══ Dataset
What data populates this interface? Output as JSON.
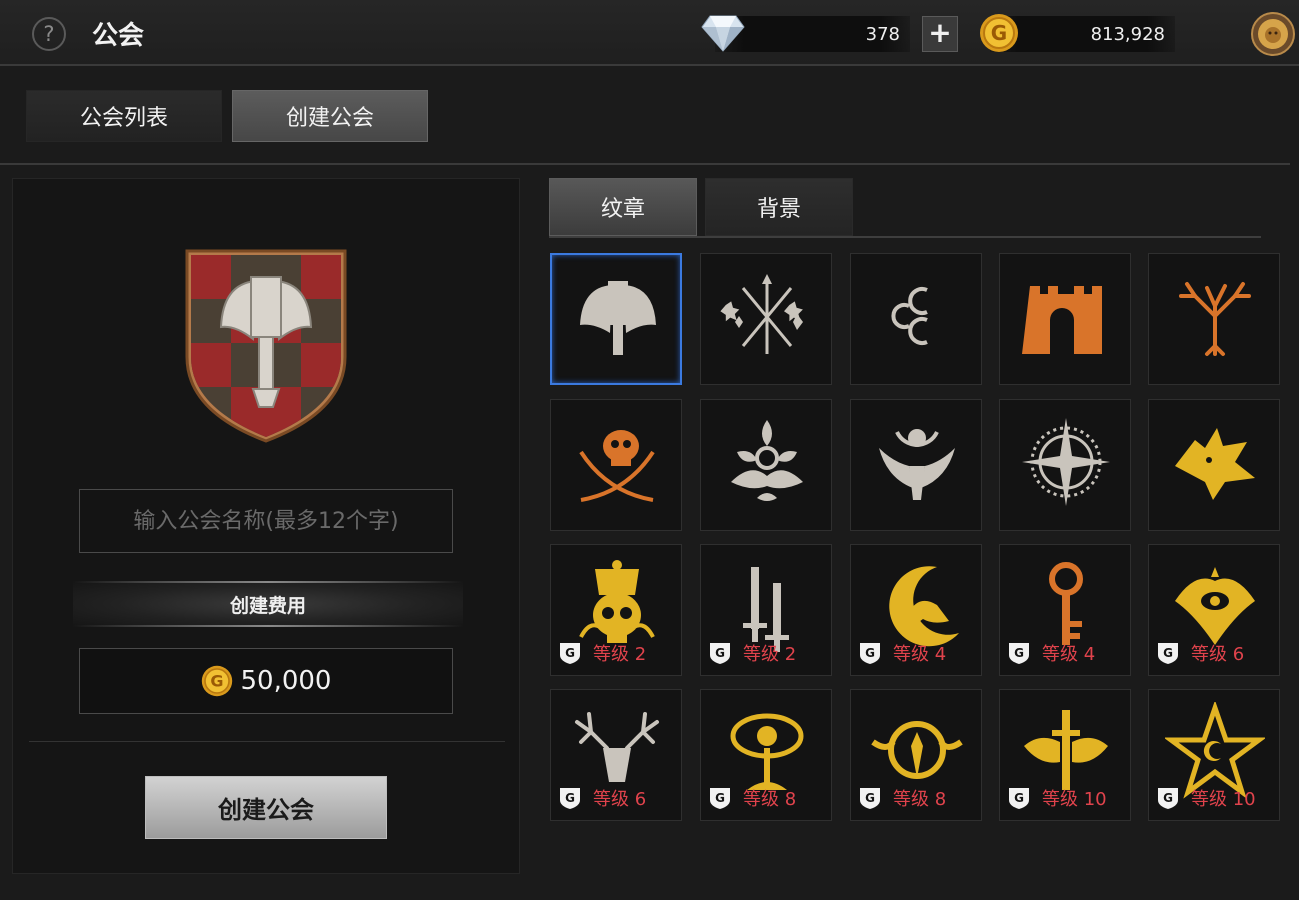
{
  "topbar": {
    "title": "公会",
    "help_icon": "question-icon",
    "gems": "378",
    "gold": "813,928",
    "plus_label": "+",
    "gem_icon": "diamond-icon",
    "gold_icon": "gold-coin-icon",
    "profile_icon": "lion-badge-icon"
  },
  "main_tabs": [
    {
      "label": "公会列表",
      "active": false
    },
    {
      "label": "创建公会",
      "active": true
    }
  ],
  "create_panel": {
    "name_placeholder": "输入公会名称(最多12个字)",
    "fee_label": "创建费用",
    "fee_amount": "50,000",
    "create_button": "创建公会"
  },
  "sub_tabs": [
    {
      "label": "纹章",
      "active": true
    },
    {
      "label": "背景",
      "active": false
    }
  ],
  "emblems": [
    {
      "name": "axe",
      "color": "#c9c4bc",
      "selected": true,
      "level": ""
    },
    {
      "name": "arrows-stars",
      "color": "#c9c4bc",
      "selected": false,
      "level": ""
    },
    {
      "name": "crescents",
      "color": "#c9c4bc",
      "selected": false,
      "level": ""
    },
    {
      "name": "castle-gate",
      "color": "#d9742a",
      "selected": false,
      "level": ""
    },
    {
      "name": "tree",
      "color": "#d9742a",
      "selected": false,
      "level": ""
    },
    {
      "name": "skull-swords",
      "color": "#d9742a",
      "selected": false,
      "level": ""
    },
    {
      "name": "flourish",
      "color": "#c9c4bc",
      "selected": false,
      "level": ""
    },
    {
      "name": "phoenix",
      "color": "#c9c4bc",
      "selected": false,
      "level": ""
    },
    {
      "name": "compass-star",
      "color": "#c9c4bc",
      "selected": false,
      "level": ""
    },
    {
      "name": "wolf-head",
      "color": "#e2b424",
      "selected": false,
      "level": ""
    },
    {
      "name": "crowned-skull",
      "color": "#e2b424",
      "selected": false,
      "level": "等级 2"
    },
    {
      "name": "swords",
      "color": "#c9c4bc",
      "selected": false,
      "level": "等级 2"
    },
    {
      "name": "crescent-raven",
      "color": "#e2b424",
      "selected": false,
      "level": "等级 4"
    },
    {
      "name": "key",
      "color": "#d9742a",
      "selected": false,
      "level": "等级 4"
    },
    {
      "name": "eye-ornament",
      "color": "#e2b424",
      "selected": false,
      "level": "等级 6"
    },
    {
      "name": "stag-head",
      "color": "#c9c4bc",
      "selected": false,
      "level": "等级 6"
    },
    {
      "name": "golden-tree",
      "color": "#e2b424",
      "selected": false,
      "level": "等级 8"
    },
    {
      "name": "ring-wings",
      "color": "#e2b424",
      "selected": false,
      "level": "等级 8"
    },
    {
      "name": "winged-sword",
      "color": "#e2b424",
      "selected": false,
      "level": "等级 10"
    },
    {
      "name": "pentagram-moon",
      "color": "#e2b424",
      "selected": false,
      "level": "等级 10"
    }
  ]
}
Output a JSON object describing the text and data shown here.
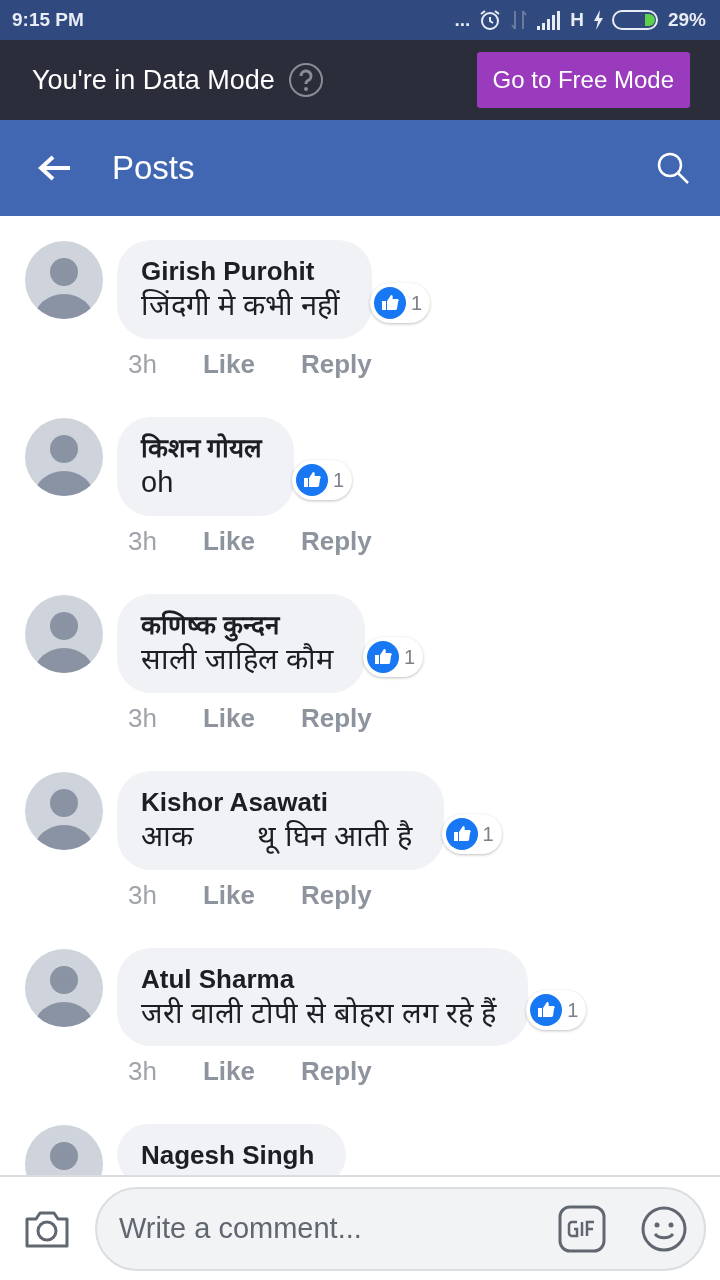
{
  "status_bar": {
    "time": "9:15 PM",
    "dots": "...",
    "network": "H",
    "battery": "29%"
  },
  "data_mode_bar": {
    "message": "You're in Data Mode",
    "button": "Go to Free Mode"
  },
  "header": {
    "title": "Posts"
  },
  "comments": [
    {
      "author": "Girish Purohit",
      "text": "जिंदगी मे कभी नहीं",
      "reactions": "1",
      "time": "3h",
      "actions": [
        "Like",
        "Reply"
      ]
    },
    {
      "author": "किशन गोयल",
      "text": "oh",
      "reactions": "1",
      "time": "3h",
      "actions": [
        "Like",
        "Reply"
      ]
    },
    {
      "author": "कणिष्क कुन्दन",
      "text": "साली जाहिल कौम",
      "reactions": "1",
      "time": "3h",
      "actions": [
        "Like",
        "Reply"
      ]
    },
    {
      "author": "Kishor Asawati",
      "text": "आक        थू घिन आती है",
      "reactions": "1",
      "time": "3h",
      "actions": [
        "Like",
        "Reply"
      ]
    },
    {
      "author": "Atul Sharma",
      "text": "जरी वाली टोपी से बोहरा लग रहे हैं",
      "reactions": "1",
      "time": "3h",
      "actions": [
        "Like",
        "Reply"
      ]
    },
    {
      "author": "Nagesh Singh"
    }
  ],
  "composer": {
    "placeholder": "Write a comment..."
  }
}
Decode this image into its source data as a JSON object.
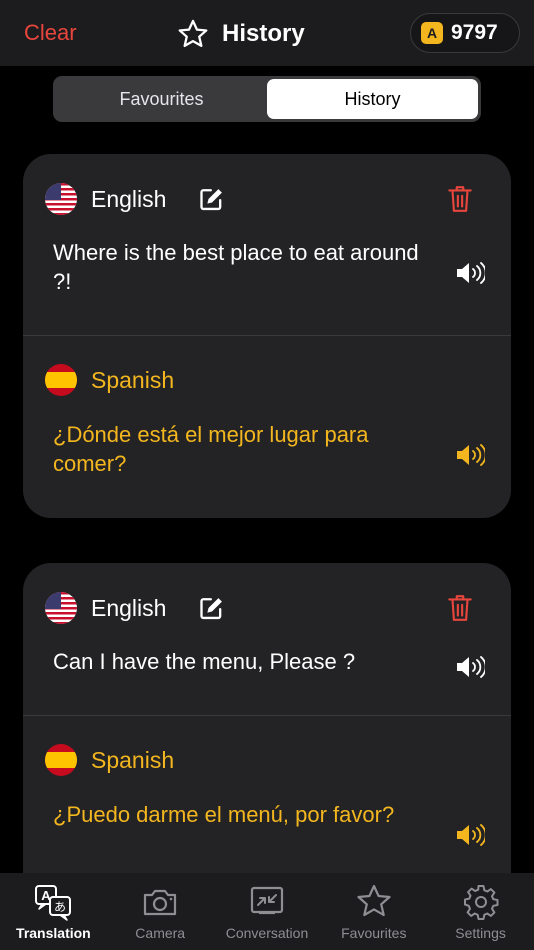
{
  "header": {
    "clear_label": "Clear",
    "title": "History",
    "coin_badge": "A",
    "coins": "9797"
  },
  "segment": {
    "options": [
      "Favourites",
      "History"
    ],
    "selected": "History"
  },
  "entries": [
    {
      "source_lang": "English",
      "source_text": "Where is the best place to eat around ?!",
      "target_lang": "Spanish",
      "target_text": "¿Dónde está el mejor lugar para comer?"
    },
    {
      "source_lang": "English",
      "source_text": "Can I have the menu, Please ?",
      "target_lang": "Spanish",
      "target_text": "¿Puedo darme el menú, por favor?"
    }
  ],
  "tabbar": {
    "tabs": [
      {
        "label": "Translation",
        "icon": "translation-icon",
        "active": true
      },
      {
        "label": "Camera",
        "icon": "camera-icon",
        "active": false
      },
      {
        "label": "Conversation",
        "icon": "conversation-icon",
        "active": false
      },
      {
        "label": "Favourites",
        "icon": "star-icon",
        "active": false
      },
      {
        "label": "Settings",
        "icon": "gear-icon",
        "active": false
      }
    ]
  },
  "colors": {
    "accent_yellow": "#f3b61f",
    "danger_red": "#e8453c",
    "card_bg": "#232325",
    "bar_bg": "#1c1c1e"
  }
}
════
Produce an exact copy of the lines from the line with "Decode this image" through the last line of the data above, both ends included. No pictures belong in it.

* _Result for this task_:
Decode this image into its source data as a JSON object.
{
  "header": {
    "clear_label": "Clear",
    "title": "History",
    "coin_badge": "A",
    "coins": "9797"
  },
  "segment": {
    "options": [
      "Favourites",
      "History"
    ],
    "selected": "History"
  },
  "entries": [
    {
      "source_lang": "English",
      "source_text": "Where is the best place to eat around ?!",
      "target_lang": "Spanish",
      "target_text": "¿Dónde está el mejor lugar para comer?"
    },
    {
      "source_lang": "English",
      "source_text": "Can I have the menu, Please ?",
      "target_lang": "Spanish",
      "target_text": "¿Puedo darme el menú, por favor?"
    }
  ],
  "tabbar": {
    "tabs": [
      {
        "label": "Translation",
        "icon": "translation-icon",
        "active": true
      },
      {
        "label": "Camera",
        "icon": "camera-icon",
        "active": false
      },
      {
        "label": "Conversation",
        "icon": "conversation-icon",
        "active": false
      },
      {
        "label": "Favourites",
        "icon": "star-icon",
        "active": false
      },
      {
        "label": "Settings",
        "icon": "gear-icon",
        "active": false
      }
    ]
  },
  "colors": {
    "accent_yellow": "#f3b61f",
    "danger_red": "#e8453c",
    "card_bg": "#232325",
    "bar_bg": "#1c1c1e"
  }
}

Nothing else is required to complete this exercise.